Initially curious when another student mentioned the site to me back in summer 2010, I joined, somewhat reflexively, hoping for a new kind of visual narrative — storyboarding, perhaps, or an online graphic novel? Perhaps I imagined it would evolve like an exquisite corpse, collaborative and unpredictable, a sort of impromptu visual dialogue. I asked some of my design students whether any of this is in evidence, and while some claim to be using it (more for its functionality than inspiration) most seem to think there isn't anything particularly collaborative about the site.
"If anything, it promotes a type of empty competitiveness among users," observed one of my grad students. Another was even more skeptical. "These days, I'm sort of craving finite visual adventures — like, reading a magazine and when I'm done, it's done," she noted. "The endless possibilities of clicking and clicking on sites like Pinterest is disheartening to me sometimes."
Among my own little pool of grad school respondents, the biggest complaint by far seems to be Pinterest's lack of selective privacy. Given the social media framework — which is to say that entire communities of like-minded people follow one another — it's impossible to compartmentalize your boards. One student planning on getting married next summer uses the site to organize her wedding ideas but wishes they weren't so visible to, say, her classmates and her faculty.
That said, Pinterest has benefited from a strategy that initially engaged a kind of youthful visual exuberance, and that meant recruiting designers and artists and photographers when they launched in 2010. Back in those comparatively early days — when a tweet was an ornithological term — the staccato pattern of picture-posting seemed more an offshoot of snap-happy photographers (a practice sometimes called "firehosing") than a new form of visual expression.
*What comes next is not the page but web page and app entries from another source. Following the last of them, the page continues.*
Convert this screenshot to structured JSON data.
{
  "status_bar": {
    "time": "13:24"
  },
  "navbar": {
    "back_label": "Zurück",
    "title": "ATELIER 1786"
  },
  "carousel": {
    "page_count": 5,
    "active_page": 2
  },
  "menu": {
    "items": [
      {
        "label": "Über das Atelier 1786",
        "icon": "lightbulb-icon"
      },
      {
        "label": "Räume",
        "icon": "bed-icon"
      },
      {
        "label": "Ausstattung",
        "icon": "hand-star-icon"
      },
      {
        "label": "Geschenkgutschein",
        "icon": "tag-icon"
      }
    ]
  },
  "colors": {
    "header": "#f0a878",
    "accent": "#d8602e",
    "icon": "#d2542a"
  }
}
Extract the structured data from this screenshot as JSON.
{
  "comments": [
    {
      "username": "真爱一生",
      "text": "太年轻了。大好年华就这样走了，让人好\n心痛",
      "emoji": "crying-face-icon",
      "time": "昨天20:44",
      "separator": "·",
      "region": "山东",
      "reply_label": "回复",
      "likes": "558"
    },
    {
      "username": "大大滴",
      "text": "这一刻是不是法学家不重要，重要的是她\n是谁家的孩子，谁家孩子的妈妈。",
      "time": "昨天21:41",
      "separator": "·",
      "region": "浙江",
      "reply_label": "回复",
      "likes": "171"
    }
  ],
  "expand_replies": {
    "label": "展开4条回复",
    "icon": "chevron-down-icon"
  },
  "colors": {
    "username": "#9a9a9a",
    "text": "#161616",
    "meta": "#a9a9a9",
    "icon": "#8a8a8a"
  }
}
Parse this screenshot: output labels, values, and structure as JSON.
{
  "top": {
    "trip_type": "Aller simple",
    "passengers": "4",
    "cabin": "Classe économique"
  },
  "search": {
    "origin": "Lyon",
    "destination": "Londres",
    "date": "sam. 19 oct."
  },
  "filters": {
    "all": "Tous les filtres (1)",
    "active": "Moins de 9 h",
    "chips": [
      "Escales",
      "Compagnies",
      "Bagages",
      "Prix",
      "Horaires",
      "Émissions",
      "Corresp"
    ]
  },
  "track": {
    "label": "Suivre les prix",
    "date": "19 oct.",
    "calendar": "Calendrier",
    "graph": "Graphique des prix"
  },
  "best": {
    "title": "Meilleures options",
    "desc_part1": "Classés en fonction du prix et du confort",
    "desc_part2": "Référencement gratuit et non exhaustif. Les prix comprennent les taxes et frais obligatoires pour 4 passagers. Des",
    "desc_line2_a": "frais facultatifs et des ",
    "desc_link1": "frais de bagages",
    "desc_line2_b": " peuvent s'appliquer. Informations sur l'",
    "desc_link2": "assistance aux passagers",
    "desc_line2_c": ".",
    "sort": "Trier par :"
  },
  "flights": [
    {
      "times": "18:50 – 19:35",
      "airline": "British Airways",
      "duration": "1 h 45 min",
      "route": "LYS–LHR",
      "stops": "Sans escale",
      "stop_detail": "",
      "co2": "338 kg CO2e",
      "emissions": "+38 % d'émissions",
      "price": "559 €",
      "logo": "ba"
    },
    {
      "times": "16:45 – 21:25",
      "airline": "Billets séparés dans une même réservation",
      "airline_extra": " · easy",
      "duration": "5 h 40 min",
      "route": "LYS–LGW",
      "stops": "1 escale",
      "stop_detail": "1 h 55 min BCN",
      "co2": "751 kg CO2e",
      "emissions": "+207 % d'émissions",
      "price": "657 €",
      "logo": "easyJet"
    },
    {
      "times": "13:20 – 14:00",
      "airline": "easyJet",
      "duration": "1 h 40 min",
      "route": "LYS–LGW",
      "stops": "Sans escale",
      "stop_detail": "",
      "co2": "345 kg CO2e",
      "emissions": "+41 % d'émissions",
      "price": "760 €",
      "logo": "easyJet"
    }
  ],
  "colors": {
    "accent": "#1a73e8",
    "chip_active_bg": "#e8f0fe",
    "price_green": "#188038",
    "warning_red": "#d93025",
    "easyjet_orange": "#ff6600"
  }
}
Come to think of it, maybe it still does.
The elephant in the room here is an ethical one, because the line between seeing and selling — or pinning and purchasing — is so uncertain and indeed, embryonic. From a retail perspective, it's perhaps an ideal situation: Think passive window shopping meets persuasive personal engagement. On the other hand, for those adhering to the old-school traditions in which the roles of advertising and editorial are intended to function in parallel but separate worlds, the boundaries are murky. Is Pinterest a repository for aesthetic pleasure or a pop-up mall? Is it a stronghold for creative inspiration or a boomtown for visual entrepreneurs? Is it a sentimental scrapbook or a shopaholic's paradise? One thing is becoming clear: For those who view pinning as a promotional conceit, it's a slam dunk.
In the end, Pinterest, like Facebook, thrives by externalizing things — a picture here, a product there — raising the question: If a picture's worth a thousand words, does posting it online make it more enduring, less ephemeral? Pinterest would like us to think so.
Of course, why you'd want to share all these things is another matter, which brings me to my final question: Are we meant to assume, in following the boards of others, that our lives will be enhanced in some vital, essential way? Should we assume too that what's getting pinned is the best of what's out there — that others have done the editing for us, so that we can get right to the core of what's good, better, best? And who is to say what you think is best is what I'll think is best?
Perhaps that explains why more than 2 million people are pinning all those pictures: After all, nature does abhor a vacuum. "If you only have one of something," wrote Harold Pinter, "you can't say it's the best of anything." A Pinteresque notion, indeed.
Helfand, a designer and writer, is senior critic at Yale University School of Art and a founding editor of Design Observer. She wrote "Scrapbooks: An American History" (Yale University Press, 2008).